The U.S. dollar recovered handsomely from a two-week low hit yesterday, surging 0.83% against a basket of rival currencies, after Bank of Japan stunned global markets with a surprise rate cut, bringing deposit rates into negative territory for the first in Japan's history, after a batch of earlier data showed worsening spending and inflation rates in the world's third largest economy.
The dollar's recovery is beset with uncertainties however, after late GDP data showed a sharp growth decline in the fourth quarter to 0.7% from 2.0% in the third quarter, while missing forecasts of 0.8%. Other data disappointed as well, with the goods trade balance deficit deepening to $61.5 billion in December from $60.3 billion in November.
Dollar nonetheless held its high ground for now, surging a massive 2.10% versus the collapsing yen to 121.27, while tackling the euro into submission with a 0.76% jump to 1.0856. The greenback also gained 0.70% on sterling to trade at 1.4265.

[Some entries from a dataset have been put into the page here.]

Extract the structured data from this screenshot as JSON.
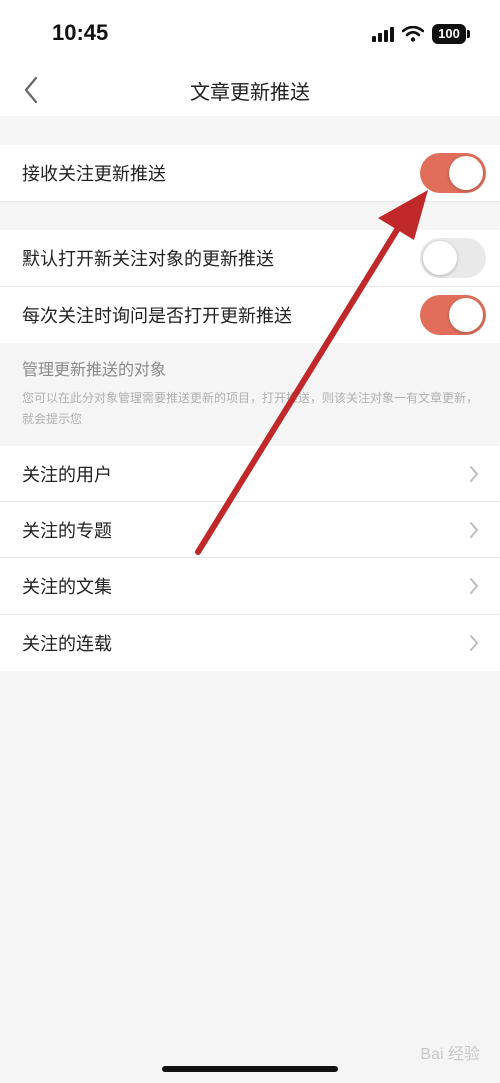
{
  "status_bar": {
    "time": "10:45",
    "battery": "100",
    "icons": [
      "signal-icon",
      "wifi-icon",
      "battery-icon"
    ]
  },
  "nav": {
    "title": "文章更新推送",
    "back_icon": "chevron-left-icon"
  },
  "settings": {
    "receive_push": {
      "label": "接收关注更新推送",
      "enabled": true
    },
    "default_open": {
      "label": "默认打开新关注对象的更新推送",
      "enabled": false
    },
    "ask_each_time": {
      "label": "每次关注时询问是否打开更新推送",
      "enabled": true
    }
  },
  "manage": {
    "title": "管理更新推送的对象",
    "description": "您可以在此分对象管理需要推送更新的项目，打开推送，则该关注对象一有文章更新，就会提示您",
    "items": [
      {
        "label": "关注的用户"
      },
      {
        "label": "关注的专题"
      },
      {
        "label": "关注的文集"
      },
      {
        "label": "关注的连载"
      }
    ]
  },
  "colors": {
    "toggle_on": "#e06e5b",
    "toggle_off": "#e9e9ea",
    "annotation_arrow": "#c0282a",
    "background": "#f5f5f5"
  },
  "watermark": "Bai 经验"
}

Oil prices rose on prospects of a deal between Russia and OPEC to cut global supply excess, while the unexpected easing from BoJ also helped with sentiment. Brent crude futures rose 70 cents, or 2.05% to $35.92 a barrel. U.S. crude futures gained 67 cents, or 2.0% to trade at $34.26 a barrel.

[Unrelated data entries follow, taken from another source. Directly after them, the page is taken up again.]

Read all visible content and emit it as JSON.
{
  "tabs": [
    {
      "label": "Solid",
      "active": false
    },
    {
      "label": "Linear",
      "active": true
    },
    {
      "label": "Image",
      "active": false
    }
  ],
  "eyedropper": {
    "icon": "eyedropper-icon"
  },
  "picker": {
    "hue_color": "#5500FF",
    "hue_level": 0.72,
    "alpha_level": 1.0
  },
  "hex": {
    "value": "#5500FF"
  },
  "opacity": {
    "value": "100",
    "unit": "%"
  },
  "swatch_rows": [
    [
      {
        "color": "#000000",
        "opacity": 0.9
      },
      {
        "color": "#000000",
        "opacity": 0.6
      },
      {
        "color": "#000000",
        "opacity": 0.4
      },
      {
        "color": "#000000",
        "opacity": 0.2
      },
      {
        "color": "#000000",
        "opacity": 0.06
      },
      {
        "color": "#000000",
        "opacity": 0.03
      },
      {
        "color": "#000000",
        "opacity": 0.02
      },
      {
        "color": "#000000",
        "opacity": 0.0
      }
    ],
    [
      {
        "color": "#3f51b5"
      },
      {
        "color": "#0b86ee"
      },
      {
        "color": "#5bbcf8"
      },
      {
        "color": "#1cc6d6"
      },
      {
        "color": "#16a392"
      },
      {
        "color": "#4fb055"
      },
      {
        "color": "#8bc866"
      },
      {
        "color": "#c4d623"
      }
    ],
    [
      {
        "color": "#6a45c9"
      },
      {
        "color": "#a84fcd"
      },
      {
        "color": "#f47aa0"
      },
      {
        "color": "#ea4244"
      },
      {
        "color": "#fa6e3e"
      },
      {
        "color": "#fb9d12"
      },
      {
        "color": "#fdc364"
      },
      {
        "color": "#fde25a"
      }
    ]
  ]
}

European shares rose comfortably, with the pan-European index FTSEurofirst 300 jumping more than one percent to 1,331. Germany's DAX added 85 points, or 0.88% to 9,719, while France's CAC 40 index climbed 1.10% to 4,374. Britain's FTSE was the biggest winning, gaining a solid 1.37% to trade at 6,011.